Device targeting skips cookies and moves the technology one step further. This type of advertising communicates with a unique ID on a phone or device that can be captured. To see why this has such tremendous value, let’s assume for a moment that you take your favorite laptop or tablet into a local coffee shop.
If the coffee shop in question uses device targeting, the business can serve you ads for the next seven days. These might come in the form of coupons, branding, or general display advertising – all designed to bring you back into the coffee shop for your favorite order, and all without using any cookies (unless you happen to impulse buy one to go with your cappuccino).
For another example, imagine your friendly local Realtor decides to put device targeting to use.
Rather than placing indiscriminate ads or wondering about the results of their work, this professional could host and promote an open house. During the event, they could use device targeting to see who has visited the property and set follow-up appointments. They could also relay important information back to their clients so homeowners can see what types of buyers have stopped by, how many of them are showing interest after the open house, and so on.
These are only two simple examples, but it should be clear that device targeting is a technology with huge potential within the world of digital advertising.
Some advertising agencies and experts will tell you tracking visitors with cookies is a thing of the past. We disagree. While the great thing about digital advertising is that it’s always in a state of growth and flux, that doesn’t mean we throw away profitable tactics simply because they aren’t new anymore.
Device targeting is an exciting piece of advertising innovation, and it can be used in a lot of ways. It’s just not ready to replace cookies yet. Retargeting (which relies on cookies) is still an incredibly strong and profitable way of giving customers additional exposure to your company, along with more reasons to buy from you.
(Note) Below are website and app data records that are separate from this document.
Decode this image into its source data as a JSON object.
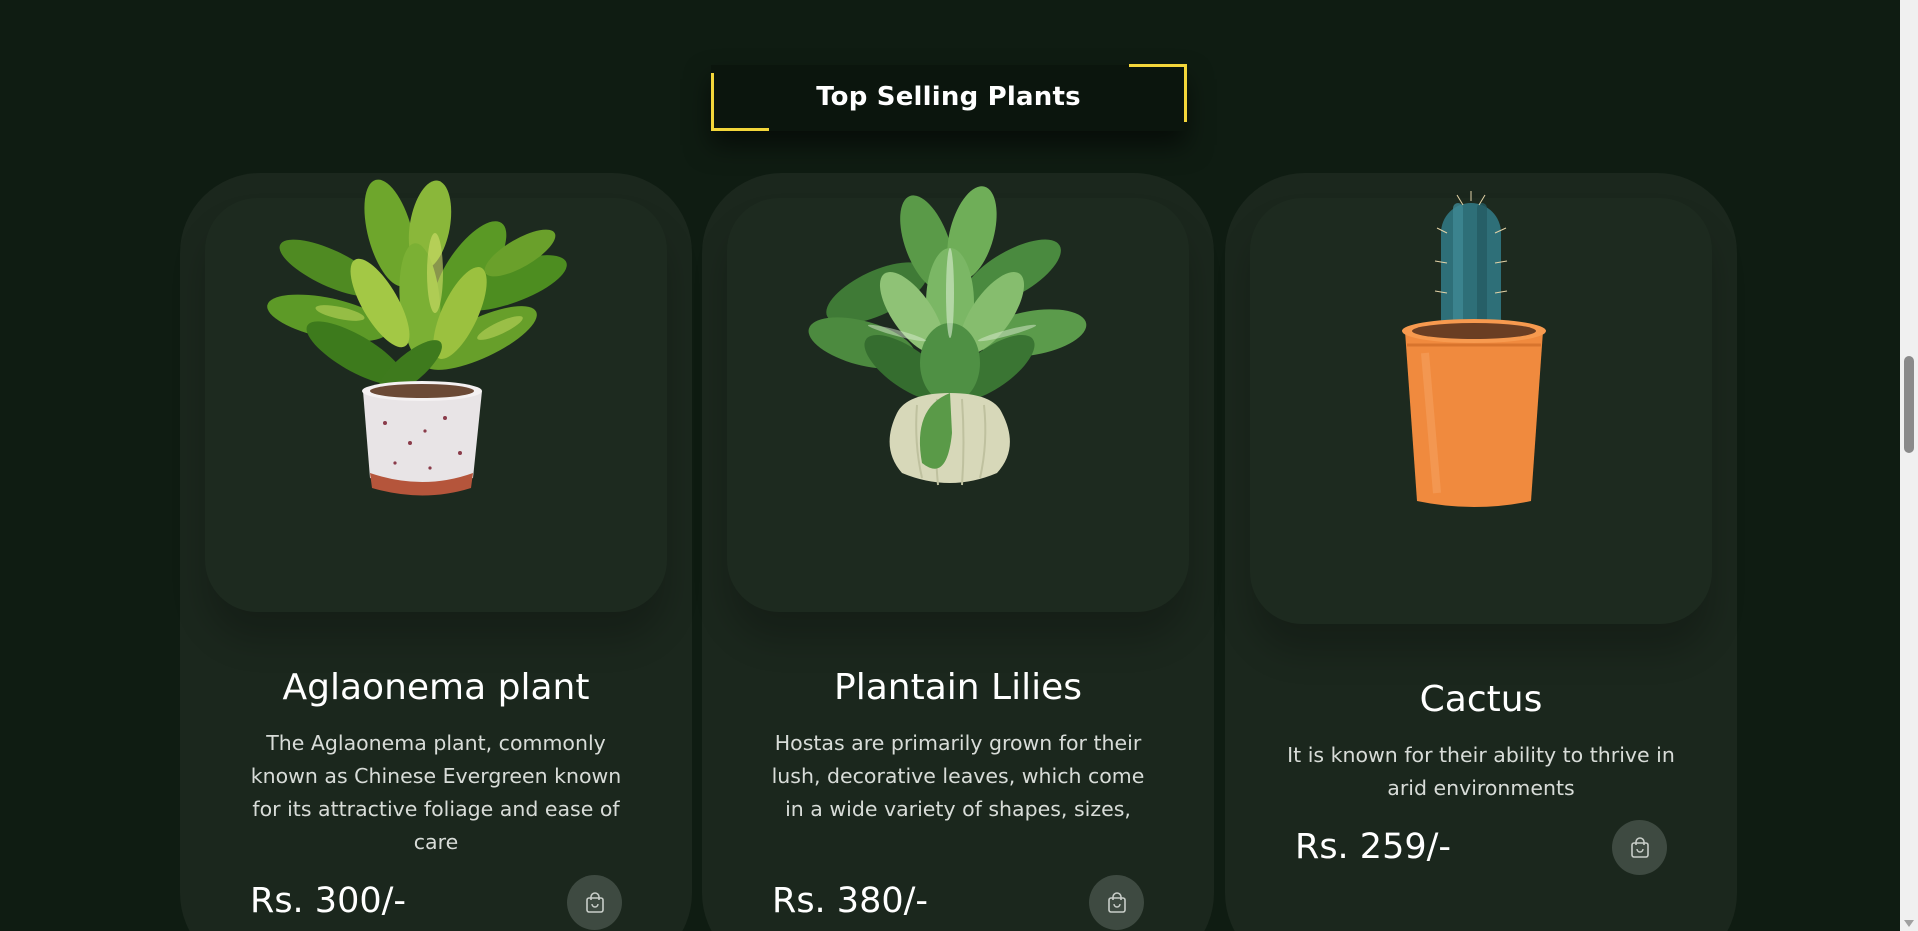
{
  "section": {
    "title": "Top Selling Plants",
    "accent_color": "#f3d63a"
  },
  "products": [
    {
      "name": "Aglaonema plant",
      "description": "The Aglaonema plant, commonly known as Chinese Evergreen known for its attractive foliage and ease of care",
      "price": "Rs. 300/-",
      "image_icon": "aglaonema-plant-image",
      "cart_icon": "shopping-bag-icon"
    },
    {
      "name": "Plantain Lilies",
      "description": "Hostas are primarily grown for their lush, decorative leaves, which come in a wide variety of shapes, sizes,",
      "price": "Rs. 380/-",
      "image_icon": "hosta-plant-image",
      "cart_icon": "shopping-bag-icon"
    },
    {
      "name": "Cactus",
      "description": "It is known for their ability to thrive in arid environments",
      "price": "Rs. 259/-",
      "image_icon": "cactus-plant-image",
      "cart_icon": "shopping-bag-icon"
    }
  ],
  "colors": {
    "background": "#0f1c12",
    "card": "#1b271d",
    "cart_button": "#3e4a41"
  }
}
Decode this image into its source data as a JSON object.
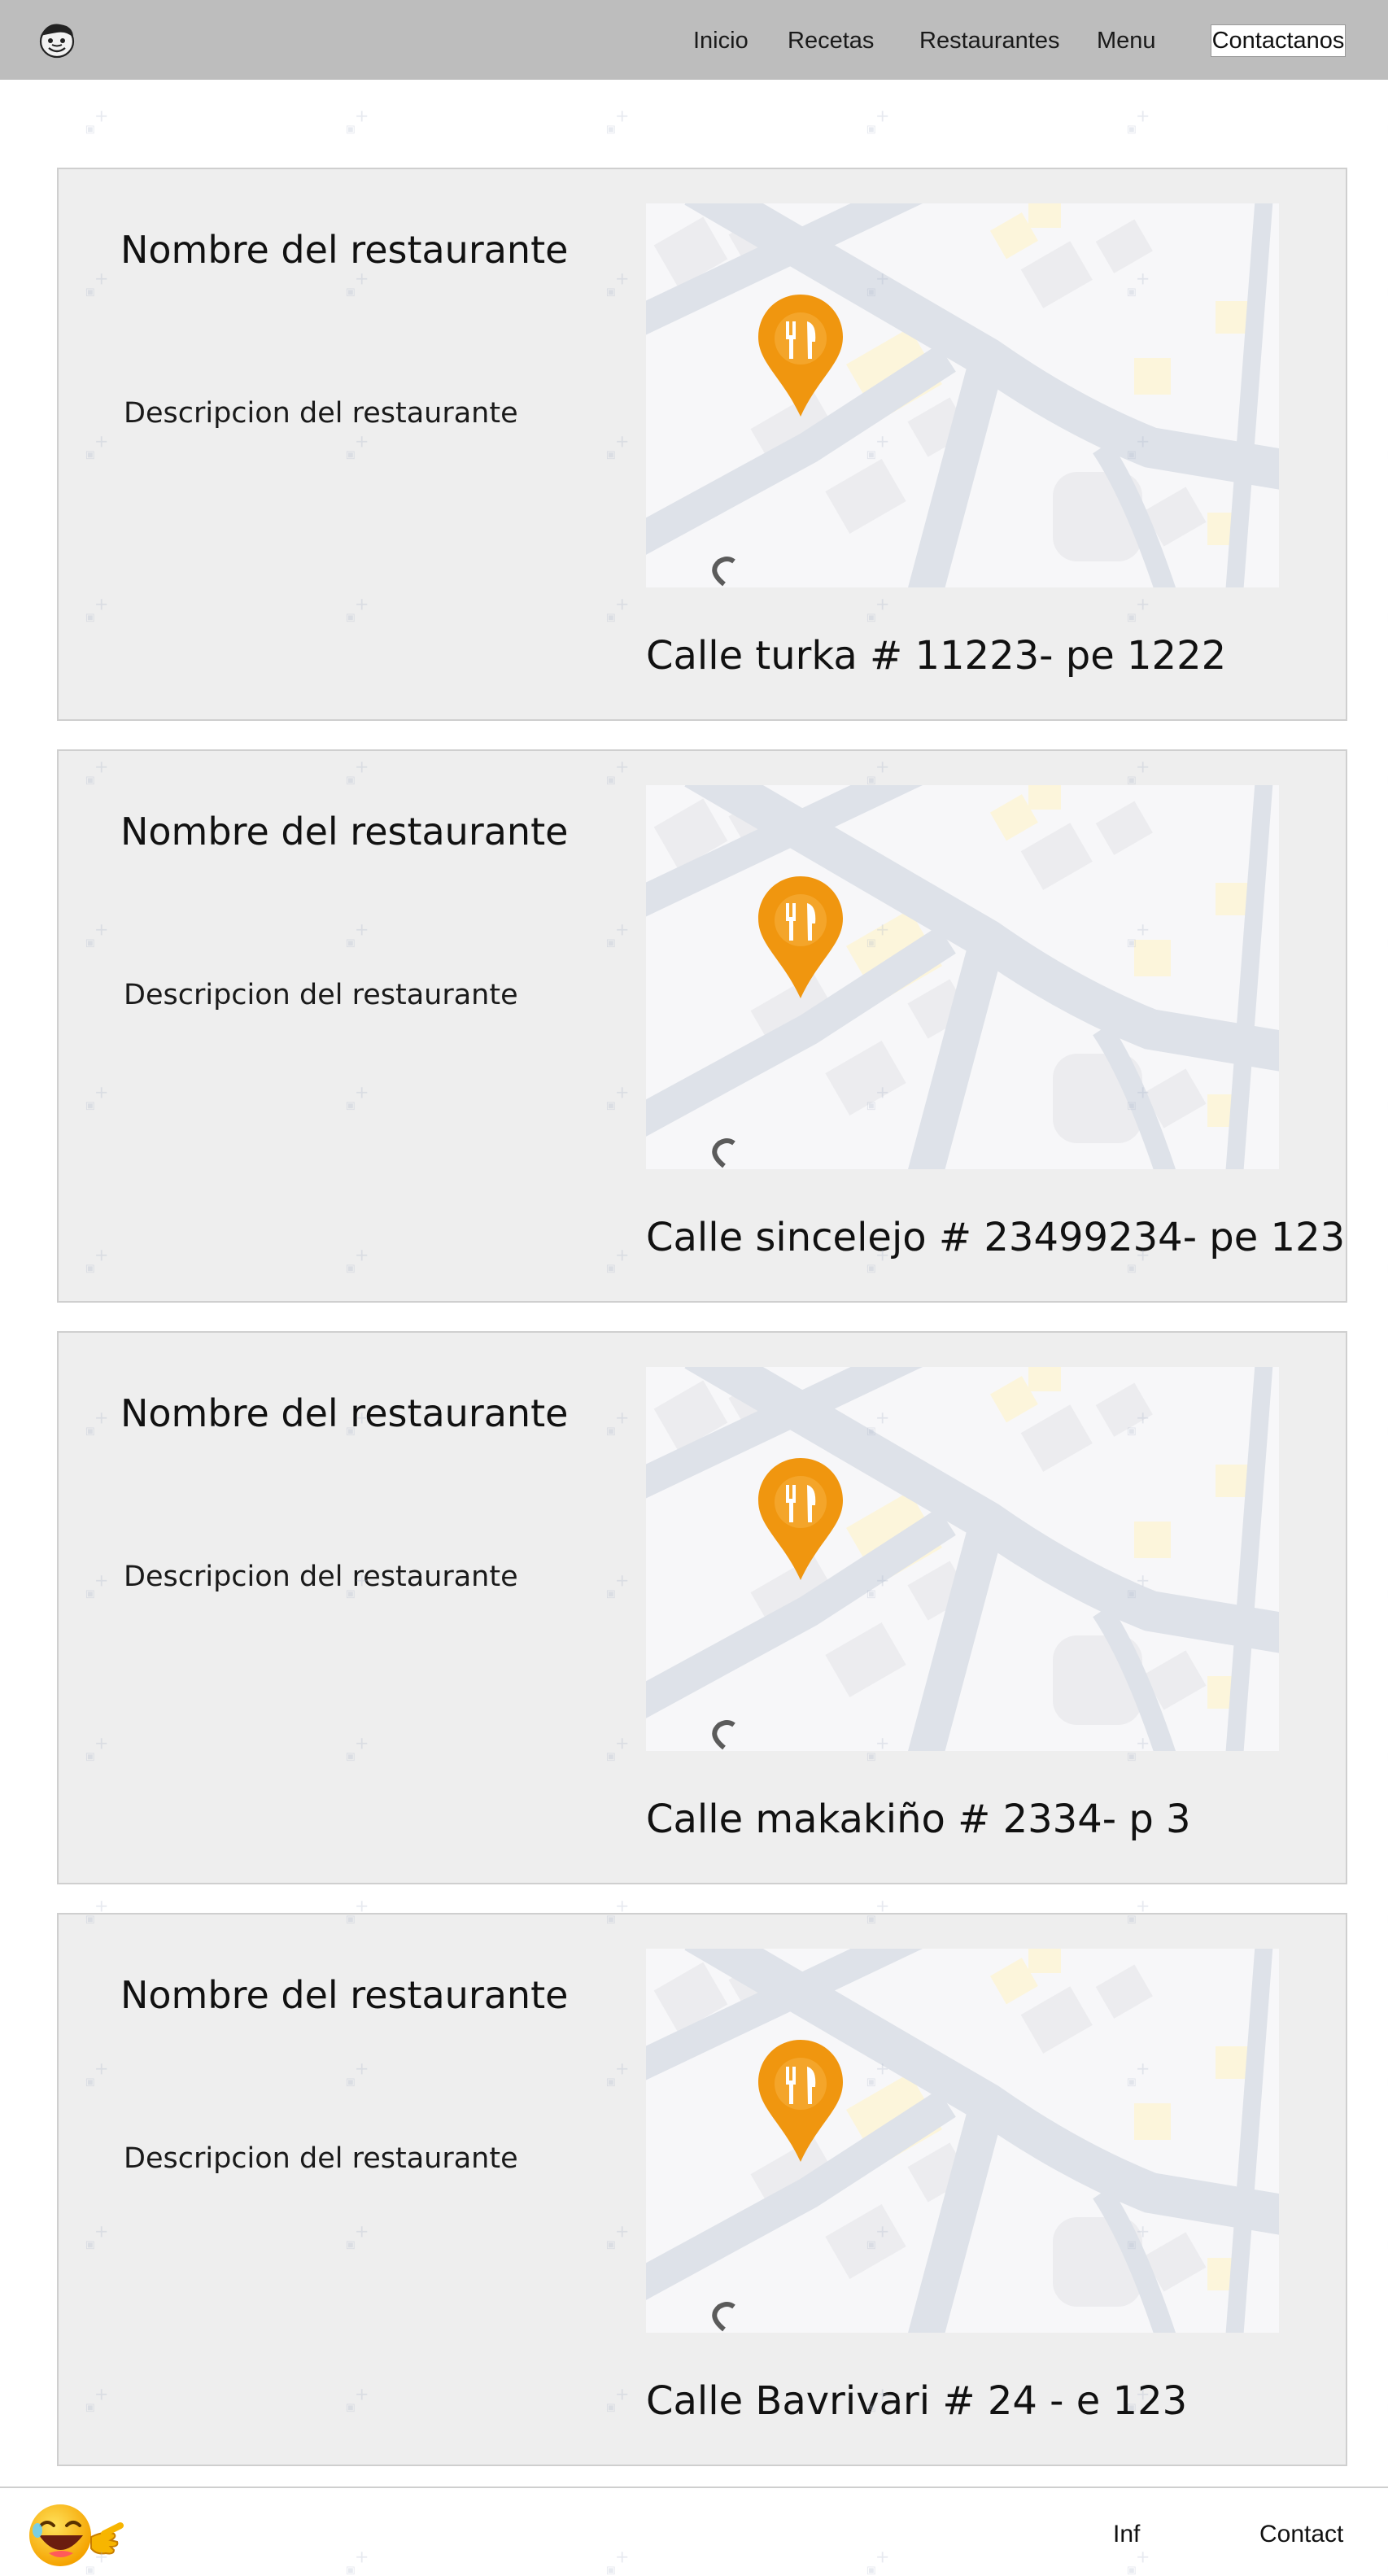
{
  "header": {
    "logo_icon": "chef-face-icon",
    "nav": [
      "Inicio",
      "Recetas",
      "Restaurantes",
      "Menu"
    ],
    "contact_label": "Contactanos"
  },
  "restaurants": [
    {
      "name": "Nombre del restaurante",
      "description": "Descripcion del restaurante",
      "address": "Calle turka # 11223- pe 1222",
      "map_icon": "restaurant-pin-icon"
    },
    {
      "name": "Nombre del restaurante",
      "description": "Descripcion del restaurante",
      "address": "Calle sincelejo # 23499234- pe 123",
      "map_icon": "restaurant-pin-icon"
    },
    {
      "name": "Nombre del restaurante",
      "description": "Descripcion del restaurante",
      "address": "Calle makakiño # 2334- p 3",
      "map_icon": "restaurant-pin-icon"
    },
    {
      "name": "Nombre del restaurante",
      "description": "Descripcion del restaurante",
      "address": "Calle Bavrivari # 24 - e 123",
      "map_icon": "restaurant-pin-icon"
    }
  ],
  "footer": {
    "emoji_icon": "laughing-emoji-icon",
    "links": [
      "Inf",
      "Contact"
    ]
  },
  "colors": {
    "topbar_bg": "#bdbdbd",
    "card_bg": "#eeeeee",
    "pin": "#f0960f",
    "map_road": "#cdd3dd"
  }
}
Balancing your campaigns is all about making the most of The Push and Pull. You need to push users to a website based on what you know about their needs, and then use strategies like retargeting to pull them back in. As exciting as device targeting is, it hasn’t been able to replace retargeting as a major pull event that leads to conversions yet. Plan your ads accordingly.